Under Tsar Stephen Dushan (r. 1331–1355), who grew up in Constantinople until the age of 13, the Serbian kingdom reached its greatest heights, encompassing nearly the entire Balkan Peninsula. In 1345, with the approval of the archbishop of Ochrid, the Patriarch of Bulgaria, and representatives of Mount Athos, Dushan raised the Serbian archbishop to the rank of patriarch, with his headquarters at Pec. He took the title “Patriarch of the Serbs and the Greeks.”
On Easter Sunday of the next year, at a national assembly held at Skopjle, Dushan was crowned by the new patriarch as emperor (tsar). Tsar Stephen saw himself as the legitimate, natural successor to the Byzantine emperor, since that empire had become so weak, and his had become so strong. At the time of his death, he was actually preparing to launch an attack against the imperial City.
This unilateral double “presumption” by the Serbs naturally scandalized the Byzantines, who excommunicated the Serbian tsar and his religious leaders. But by 1370, with the Serbian Empire in serious decline after the death of Tsar Stephen Dushan in 1355, the excommunications were lifted, and in 1375 the Serbian patriarchate was recognized by Constantinople.

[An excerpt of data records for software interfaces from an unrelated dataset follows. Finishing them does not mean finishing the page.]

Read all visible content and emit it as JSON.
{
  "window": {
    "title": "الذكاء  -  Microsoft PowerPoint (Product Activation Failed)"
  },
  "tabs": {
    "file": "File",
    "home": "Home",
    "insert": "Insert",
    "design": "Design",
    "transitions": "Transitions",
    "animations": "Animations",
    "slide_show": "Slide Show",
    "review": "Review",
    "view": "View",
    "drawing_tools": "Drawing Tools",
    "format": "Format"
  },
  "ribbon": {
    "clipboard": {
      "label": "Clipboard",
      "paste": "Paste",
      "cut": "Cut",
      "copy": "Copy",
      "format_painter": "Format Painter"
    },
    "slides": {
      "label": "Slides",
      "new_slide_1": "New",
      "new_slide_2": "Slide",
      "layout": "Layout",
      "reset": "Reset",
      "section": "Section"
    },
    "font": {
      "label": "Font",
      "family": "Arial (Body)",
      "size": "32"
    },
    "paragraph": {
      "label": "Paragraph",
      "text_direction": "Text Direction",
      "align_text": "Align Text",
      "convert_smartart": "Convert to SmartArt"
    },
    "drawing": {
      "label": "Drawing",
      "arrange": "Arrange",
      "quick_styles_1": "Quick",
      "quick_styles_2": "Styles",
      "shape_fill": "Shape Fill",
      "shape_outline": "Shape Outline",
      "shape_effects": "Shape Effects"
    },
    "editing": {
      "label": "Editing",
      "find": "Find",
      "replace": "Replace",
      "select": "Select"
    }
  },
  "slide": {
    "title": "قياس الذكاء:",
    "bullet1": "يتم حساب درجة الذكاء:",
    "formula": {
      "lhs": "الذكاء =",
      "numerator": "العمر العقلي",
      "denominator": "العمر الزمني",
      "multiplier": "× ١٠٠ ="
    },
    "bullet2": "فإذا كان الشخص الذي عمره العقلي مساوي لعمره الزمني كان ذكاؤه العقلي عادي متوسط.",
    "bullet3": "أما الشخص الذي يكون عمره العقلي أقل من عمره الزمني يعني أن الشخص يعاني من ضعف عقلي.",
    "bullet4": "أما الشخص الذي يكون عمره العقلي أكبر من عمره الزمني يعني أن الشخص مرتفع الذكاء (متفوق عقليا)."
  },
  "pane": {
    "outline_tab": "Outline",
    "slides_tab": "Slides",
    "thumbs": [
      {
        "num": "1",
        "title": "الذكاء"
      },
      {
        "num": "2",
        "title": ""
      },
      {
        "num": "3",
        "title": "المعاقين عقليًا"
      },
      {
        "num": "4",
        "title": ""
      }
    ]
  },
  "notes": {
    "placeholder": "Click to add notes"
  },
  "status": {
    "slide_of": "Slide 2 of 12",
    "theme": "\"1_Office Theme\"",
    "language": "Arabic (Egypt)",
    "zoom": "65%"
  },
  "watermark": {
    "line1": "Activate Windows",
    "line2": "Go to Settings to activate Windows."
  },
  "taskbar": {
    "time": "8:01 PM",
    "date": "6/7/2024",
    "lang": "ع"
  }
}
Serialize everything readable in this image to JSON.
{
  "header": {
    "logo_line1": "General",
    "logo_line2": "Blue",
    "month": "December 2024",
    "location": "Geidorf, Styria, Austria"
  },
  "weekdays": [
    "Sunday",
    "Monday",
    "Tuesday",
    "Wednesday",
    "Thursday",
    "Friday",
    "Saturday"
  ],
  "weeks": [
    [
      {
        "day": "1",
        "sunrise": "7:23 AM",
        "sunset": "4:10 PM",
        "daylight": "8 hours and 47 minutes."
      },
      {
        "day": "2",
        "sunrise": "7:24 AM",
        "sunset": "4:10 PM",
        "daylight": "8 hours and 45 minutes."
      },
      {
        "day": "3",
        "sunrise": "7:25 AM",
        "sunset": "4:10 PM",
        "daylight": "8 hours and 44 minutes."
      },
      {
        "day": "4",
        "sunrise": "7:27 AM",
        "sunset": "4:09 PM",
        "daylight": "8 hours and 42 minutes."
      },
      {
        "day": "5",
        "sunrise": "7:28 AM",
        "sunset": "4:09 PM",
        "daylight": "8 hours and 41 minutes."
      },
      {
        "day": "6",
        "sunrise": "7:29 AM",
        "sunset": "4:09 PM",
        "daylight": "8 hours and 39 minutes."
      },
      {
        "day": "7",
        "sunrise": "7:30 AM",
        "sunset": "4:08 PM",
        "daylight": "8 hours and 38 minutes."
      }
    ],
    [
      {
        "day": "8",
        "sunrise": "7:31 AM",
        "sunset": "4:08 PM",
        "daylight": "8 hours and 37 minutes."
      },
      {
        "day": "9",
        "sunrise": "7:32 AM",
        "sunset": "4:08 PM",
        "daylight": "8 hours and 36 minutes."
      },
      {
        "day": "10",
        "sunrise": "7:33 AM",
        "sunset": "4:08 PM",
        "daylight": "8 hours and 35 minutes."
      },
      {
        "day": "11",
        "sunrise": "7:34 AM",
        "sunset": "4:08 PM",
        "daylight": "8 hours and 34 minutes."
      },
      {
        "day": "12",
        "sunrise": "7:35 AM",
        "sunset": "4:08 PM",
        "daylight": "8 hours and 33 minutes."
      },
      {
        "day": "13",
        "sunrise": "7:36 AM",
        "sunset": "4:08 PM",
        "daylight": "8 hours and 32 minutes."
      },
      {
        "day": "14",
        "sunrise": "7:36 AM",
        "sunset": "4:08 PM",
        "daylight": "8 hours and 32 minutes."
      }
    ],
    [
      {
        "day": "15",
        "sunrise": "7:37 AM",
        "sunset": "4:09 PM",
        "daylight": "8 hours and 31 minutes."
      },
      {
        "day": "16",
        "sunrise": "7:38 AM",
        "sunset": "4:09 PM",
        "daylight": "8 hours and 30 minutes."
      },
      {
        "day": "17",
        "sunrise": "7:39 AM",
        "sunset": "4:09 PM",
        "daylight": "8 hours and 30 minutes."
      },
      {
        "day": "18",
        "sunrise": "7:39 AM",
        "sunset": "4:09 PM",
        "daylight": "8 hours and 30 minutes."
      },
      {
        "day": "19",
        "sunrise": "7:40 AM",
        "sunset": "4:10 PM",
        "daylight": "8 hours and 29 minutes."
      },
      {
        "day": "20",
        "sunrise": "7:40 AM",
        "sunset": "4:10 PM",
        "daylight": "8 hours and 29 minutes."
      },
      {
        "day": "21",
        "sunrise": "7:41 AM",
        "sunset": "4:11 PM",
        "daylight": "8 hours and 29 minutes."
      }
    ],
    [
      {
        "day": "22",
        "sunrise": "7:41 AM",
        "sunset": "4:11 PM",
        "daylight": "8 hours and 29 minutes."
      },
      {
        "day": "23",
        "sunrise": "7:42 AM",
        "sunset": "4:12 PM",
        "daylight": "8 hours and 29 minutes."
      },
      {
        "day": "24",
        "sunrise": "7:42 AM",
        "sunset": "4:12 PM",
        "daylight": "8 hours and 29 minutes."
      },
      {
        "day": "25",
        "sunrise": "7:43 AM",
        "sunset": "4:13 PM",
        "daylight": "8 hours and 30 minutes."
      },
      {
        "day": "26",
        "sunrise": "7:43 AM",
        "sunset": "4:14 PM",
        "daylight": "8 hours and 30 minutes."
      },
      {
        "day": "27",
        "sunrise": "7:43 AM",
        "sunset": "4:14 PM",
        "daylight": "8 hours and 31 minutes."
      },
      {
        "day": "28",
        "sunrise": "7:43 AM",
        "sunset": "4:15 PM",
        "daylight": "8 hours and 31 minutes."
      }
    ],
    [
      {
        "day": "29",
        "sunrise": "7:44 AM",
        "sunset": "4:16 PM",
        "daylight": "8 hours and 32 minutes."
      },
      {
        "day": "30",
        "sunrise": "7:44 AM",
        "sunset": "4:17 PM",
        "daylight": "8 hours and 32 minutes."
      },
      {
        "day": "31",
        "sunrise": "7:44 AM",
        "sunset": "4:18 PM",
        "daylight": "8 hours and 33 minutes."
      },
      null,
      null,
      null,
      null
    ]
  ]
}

With their defeat at the momentous Battle of Kosovo on June 15, 1389, despite the heroic leadership of Saint Lazor, their prince, the Serbs fell under the yoke of the Ottoman Turks. On the eve of the great battle, Saint Lazor led his troops in receiving the Holy Eucharist, in a Liturgy during which they all dedicated themselves to die as martyrs in defense of their Church and their nation at the hands of the much more numerous Ottomans. Serbia was then completely integrated into the Ottoman realm. The Serbs did not regain their independence until 1830.